French postal operator Le Groupe La Poste examines how cross-border e-commerce operates in Europe and if the domestic vs external market figures tell the whole story.
The European Commission considers the growth of cross-border e-commerce sluggish because it compares the 15% of European online consumers that shop with e-tailers located outside their domestic market with the 47% of European consumers who made at least one online purchase from domestic vendors (between September 2011 and September 2012).
However, it should be noted that the proportion of ‘cross-border e-shoppers’ has nearly tripled since 2006 whereas the number of domestic e-shoppers is only near to doubling. To explain this gap, some argue that consumers make their first steps as online shoppers on their domestic market (with which they are more familiar) before venturing across borders.

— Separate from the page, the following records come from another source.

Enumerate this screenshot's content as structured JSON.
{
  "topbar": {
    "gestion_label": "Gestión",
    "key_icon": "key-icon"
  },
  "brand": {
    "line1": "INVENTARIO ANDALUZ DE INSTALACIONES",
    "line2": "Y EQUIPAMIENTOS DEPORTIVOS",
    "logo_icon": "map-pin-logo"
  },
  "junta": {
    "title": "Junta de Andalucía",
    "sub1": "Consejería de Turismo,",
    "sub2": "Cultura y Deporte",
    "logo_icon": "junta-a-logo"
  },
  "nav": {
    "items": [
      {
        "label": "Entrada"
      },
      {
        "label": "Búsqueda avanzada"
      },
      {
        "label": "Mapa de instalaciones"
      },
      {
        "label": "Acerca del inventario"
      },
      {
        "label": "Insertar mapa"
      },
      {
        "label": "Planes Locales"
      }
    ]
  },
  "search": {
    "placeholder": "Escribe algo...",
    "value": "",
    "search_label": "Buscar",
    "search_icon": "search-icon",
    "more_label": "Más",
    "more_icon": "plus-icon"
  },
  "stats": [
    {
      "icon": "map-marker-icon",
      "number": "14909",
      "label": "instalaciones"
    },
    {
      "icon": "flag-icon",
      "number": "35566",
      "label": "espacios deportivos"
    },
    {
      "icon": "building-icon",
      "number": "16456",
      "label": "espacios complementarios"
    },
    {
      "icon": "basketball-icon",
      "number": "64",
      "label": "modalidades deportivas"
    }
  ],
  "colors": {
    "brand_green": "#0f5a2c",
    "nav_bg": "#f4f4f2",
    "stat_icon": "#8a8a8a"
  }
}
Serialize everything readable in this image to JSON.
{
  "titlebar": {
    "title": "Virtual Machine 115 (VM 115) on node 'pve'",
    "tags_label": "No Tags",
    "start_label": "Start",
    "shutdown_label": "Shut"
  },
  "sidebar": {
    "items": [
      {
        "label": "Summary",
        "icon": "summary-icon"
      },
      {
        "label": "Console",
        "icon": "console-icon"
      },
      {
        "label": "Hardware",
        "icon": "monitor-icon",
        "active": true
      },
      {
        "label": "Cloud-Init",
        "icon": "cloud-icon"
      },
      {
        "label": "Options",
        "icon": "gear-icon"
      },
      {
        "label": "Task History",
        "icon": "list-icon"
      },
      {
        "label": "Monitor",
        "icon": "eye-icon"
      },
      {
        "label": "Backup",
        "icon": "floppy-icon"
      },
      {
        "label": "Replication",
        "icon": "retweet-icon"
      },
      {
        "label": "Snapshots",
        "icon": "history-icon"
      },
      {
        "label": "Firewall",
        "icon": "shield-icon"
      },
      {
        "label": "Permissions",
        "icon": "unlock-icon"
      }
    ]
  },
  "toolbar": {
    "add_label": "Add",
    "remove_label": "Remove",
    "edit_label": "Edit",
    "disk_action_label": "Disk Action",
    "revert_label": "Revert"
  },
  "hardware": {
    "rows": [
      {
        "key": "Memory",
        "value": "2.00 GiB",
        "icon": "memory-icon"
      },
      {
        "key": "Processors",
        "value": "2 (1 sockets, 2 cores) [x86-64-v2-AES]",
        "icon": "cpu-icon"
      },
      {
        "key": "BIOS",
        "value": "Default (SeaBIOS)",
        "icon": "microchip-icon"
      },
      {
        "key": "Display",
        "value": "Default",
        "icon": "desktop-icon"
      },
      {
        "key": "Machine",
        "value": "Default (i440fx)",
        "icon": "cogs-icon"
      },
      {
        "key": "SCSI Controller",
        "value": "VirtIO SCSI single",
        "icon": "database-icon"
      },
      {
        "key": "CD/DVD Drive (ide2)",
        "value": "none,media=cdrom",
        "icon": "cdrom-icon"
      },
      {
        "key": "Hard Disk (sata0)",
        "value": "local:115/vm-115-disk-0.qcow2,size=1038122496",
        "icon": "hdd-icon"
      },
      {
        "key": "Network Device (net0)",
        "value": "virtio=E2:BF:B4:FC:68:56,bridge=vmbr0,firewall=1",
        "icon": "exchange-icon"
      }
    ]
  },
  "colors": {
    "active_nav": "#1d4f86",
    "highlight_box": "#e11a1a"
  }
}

Moreover, we can see that cross-border e-commerce is well developed in the ‘smaller’ EU member states, i.e. on markets where the domestic supply probably cannot meet all consumer demand (in terms of variety).
For example in Malta, 42% of the online consumers use a cross-border seller at least once against 11% who used a domestic one. In Luxembourg, these figures are respectively equal at 41% and 14%. In Cyprus, 31% of people purchased goods abroad against 5% on the domestic market.
In the larger countries, the domestic offer of both off-line and online retailers may prove to be sufficiently varied and competitive for consumers to find what they were looking for on domestic sites.
But beyond this, it is very difficult to assess true parcel cross-border volumes. Sellers with large volumes use what are known as ‘direct injection’ solutions. The parcels are prepared in country A with the label of the delivery operator in the destination country B, and are directly injected into a sorting center owned by the destination delivery operator. The delivery operator treats these customers as though they are domestic ones. Often there is nothing to distinguish direct-entry parcels and domestic ones.
Last but not least, assessing the development of the EU e-commerce market as the sole indicator of cross-border parcel flows is misleading. These flows will, in all likelihood, drop with the continuing expansion of e-commerce, as it becomes profitable for e-tailers who have developed their business on a foreign market to set up operations there. Amazon’s decision to set up operations in Italy is an instructive example.
In October 2011, Amazon opened its first distribution center in the Piacenza region in the north of Italy. The 270,000ft² facility supplies the entire Italian market. This new warehouse changed what used to be called cross-border flows (from a warehouse located in France or the UK) into ‘domestic’ flows. And yet this fall in cross-border volumes is by no means a sign that e-commerce is flagging; on the contrary, it reflects strong growth in the sector.
October 30, 2015